Jason Sole, 38, is now a professor working on a Ph.D. He’s succeeding Nekima Levy-Pounds, who stepped down from the NAACP leadership post to run for mayor of Minneapolis.
“Sometimes I wonder why I was the one who got a second chance at life,” he wrote in a 2014 autobiography.
Levy-Pounds nominated Sole to replace her as NAACP president and he was elected without opposition last month.
“Jason Sole has been a tireless advocate for racial and social justice,” Levy-Pounds said. “He was one of the first on the scene in the hours after Jamar Clark was killed, helping the Minneapolis NAACP to interview witnesses.”
Clark, 24, was shot by a police officer during a scuffle on the North Side on Nov. 15, 2015, and died the next day, setting off a series of demonstrations in the city that lasted for months.
Sole was born and raised in Chicago, where he joined the Blackstones gang.
He later lived in Waterloo, Iowa, where he graduated from high school. He came to the Twin Cities in 1997 and was a gang member until 2003.
He eventually made his way out of the morass, getting a bachelor’s degree from Metro State University, and a master’s degree in criminal justice from Capella University.

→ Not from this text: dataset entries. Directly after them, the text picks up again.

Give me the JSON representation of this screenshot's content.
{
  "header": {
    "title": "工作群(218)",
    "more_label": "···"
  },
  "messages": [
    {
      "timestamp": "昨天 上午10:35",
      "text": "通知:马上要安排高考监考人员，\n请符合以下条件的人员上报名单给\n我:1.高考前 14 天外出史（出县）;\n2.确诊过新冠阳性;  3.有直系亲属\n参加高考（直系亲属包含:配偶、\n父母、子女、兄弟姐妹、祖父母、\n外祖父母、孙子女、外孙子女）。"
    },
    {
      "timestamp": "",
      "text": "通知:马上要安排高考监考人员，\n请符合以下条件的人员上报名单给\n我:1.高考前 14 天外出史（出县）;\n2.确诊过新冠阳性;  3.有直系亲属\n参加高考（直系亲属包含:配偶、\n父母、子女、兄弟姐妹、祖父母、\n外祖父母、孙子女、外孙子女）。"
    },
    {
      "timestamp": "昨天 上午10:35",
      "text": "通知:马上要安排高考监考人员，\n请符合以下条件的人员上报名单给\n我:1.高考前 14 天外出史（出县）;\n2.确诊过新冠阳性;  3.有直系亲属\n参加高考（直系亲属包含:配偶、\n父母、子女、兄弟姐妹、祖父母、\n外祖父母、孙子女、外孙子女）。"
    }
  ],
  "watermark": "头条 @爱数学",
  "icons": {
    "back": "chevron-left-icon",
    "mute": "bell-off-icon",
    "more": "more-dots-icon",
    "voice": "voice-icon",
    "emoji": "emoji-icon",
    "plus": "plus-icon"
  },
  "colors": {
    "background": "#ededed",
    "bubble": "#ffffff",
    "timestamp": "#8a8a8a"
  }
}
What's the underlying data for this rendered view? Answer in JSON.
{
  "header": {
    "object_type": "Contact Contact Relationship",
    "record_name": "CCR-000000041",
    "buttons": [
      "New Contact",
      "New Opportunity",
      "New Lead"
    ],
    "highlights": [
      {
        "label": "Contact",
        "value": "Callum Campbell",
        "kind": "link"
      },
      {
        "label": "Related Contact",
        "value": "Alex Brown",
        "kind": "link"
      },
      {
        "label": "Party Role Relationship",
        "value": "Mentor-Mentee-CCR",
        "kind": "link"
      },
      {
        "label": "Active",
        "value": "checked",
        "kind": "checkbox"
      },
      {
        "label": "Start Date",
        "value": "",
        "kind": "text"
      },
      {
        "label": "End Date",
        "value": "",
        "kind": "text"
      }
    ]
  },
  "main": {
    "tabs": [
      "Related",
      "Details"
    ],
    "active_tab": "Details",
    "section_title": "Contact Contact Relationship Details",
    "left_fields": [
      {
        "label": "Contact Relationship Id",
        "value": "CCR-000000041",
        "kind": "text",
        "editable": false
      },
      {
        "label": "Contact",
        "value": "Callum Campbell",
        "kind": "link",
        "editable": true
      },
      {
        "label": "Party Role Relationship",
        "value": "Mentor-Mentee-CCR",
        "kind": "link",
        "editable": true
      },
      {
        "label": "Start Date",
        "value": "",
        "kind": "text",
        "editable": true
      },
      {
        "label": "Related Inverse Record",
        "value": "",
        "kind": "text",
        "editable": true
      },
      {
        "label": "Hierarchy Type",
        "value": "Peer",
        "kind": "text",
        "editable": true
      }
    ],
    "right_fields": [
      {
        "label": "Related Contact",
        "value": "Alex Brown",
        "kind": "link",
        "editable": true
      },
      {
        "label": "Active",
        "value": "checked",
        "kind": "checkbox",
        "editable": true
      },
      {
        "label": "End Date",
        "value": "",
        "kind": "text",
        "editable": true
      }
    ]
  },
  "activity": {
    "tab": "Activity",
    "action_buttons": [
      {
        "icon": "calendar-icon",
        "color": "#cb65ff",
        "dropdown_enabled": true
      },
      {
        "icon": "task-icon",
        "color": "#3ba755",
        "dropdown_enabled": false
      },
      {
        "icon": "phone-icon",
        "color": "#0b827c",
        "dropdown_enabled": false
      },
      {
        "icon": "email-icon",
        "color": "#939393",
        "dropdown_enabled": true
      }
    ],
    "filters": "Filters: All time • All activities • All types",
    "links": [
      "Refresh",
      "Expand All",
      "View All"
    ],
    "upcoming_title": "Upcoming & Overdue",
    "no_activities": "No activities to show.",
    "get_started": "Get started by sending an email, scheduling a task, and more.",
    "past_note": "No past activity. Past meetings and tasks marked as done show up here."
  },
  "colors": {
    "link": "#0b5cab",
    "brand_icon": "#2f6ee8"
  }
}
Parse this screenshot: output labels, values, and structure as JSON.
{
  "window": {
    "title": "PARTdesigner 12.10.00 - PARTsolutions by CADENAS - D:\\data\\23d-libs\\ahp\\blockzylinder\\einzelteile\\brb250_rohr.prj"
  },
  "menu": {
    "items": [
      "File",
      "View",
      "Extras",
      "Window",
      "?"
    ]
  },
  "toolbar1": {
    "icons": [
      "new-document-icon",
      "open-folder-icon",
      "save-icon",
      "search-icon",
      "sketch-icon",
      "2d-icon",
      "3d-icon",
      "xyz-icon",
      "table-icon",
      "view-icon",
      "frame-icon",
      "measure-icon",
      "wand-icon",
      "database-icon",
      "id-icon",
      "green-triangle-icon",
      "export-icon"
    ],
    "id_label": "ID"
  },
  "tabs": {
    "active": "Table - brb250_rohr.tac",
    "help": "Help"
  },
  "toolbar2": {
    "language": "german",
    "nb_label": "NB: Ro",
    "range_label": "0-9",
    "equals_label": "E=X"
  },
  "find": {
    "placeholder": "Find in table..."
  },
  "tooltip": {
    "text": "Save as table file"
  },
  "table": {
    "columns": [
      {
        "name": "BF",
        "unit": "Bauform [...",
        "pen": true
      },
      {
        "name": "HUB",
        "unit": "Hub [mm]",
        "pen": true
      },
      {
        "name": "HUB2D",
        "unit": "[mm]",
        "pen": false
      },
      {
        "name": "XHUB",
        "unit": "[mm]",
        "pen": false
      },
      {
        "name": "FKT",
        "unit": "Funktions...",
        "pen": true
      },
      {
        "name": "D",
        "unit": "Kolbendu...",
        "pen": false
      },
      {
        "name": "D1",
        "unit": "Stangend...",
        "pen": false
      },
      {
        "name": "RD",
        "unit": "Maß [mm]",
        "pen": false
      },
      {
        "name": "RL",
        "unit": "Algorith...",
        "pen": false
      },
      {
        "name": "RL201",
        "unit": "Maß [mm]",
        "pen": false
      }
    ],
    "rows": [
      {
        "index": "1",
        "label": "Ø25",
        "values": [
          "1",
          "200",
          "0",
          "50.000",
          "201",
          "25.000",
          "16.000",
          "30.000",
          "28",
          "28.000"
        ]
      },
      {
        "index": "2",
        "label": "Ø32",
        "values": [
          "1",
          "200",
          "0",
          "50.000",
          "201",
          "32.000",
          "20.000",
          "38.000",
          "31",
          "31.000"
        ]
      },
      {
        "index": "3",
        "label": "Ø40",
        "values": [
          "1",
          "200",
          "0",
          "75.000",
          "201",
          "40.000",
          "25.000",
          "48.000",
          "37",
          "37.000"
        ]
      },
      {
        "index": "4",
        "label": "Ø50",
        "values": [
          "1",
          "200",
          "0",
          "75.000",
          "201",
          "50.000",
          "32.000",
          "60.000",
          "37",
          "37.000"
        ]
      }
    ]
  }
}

He is working on his Ph.D. at Capella, studying public safety leadership with a specialization in criminal justice.
Sole is a criminal justice professor who teaches at Hamline University and trains people across the country who work with juveniles in the criminal justice system.
“I had people who loved me enough to not give up on me,” Sole said of his turnaround.
Sole’s book, “From Prison to Ph.D.: a Memoir of Hope, Resilience and Second Chances,” is available through Amazon. He became the Minneapolis NAACP’s criminal justice reform chairman last year, and in his new position, he said, he continues to be committed to youth.
“I definitely want to make sure black kids and kids of color are graduating at the same rate as whites,” he said. “I want to make sure that economic opportunities are equal for black people and other people of color as well.”
Sole could frequently be found at protests during the past year and he said that will continue.
“When things arise I will definitely be involved,” Sole said. “I think you will see us at the forefront. I think we’ll take leadership positions as necessary and we will follow and support other groups as well.”
He calls Minneapolis “Jim Crow north” and says racism is a problem in the city and across the country.
On Tuesday, at a news conference where Levy-Pounds announced her mayoral bid, Sole endorsed her, praising her skills and dedication.
Randy Furst • 612-673-4224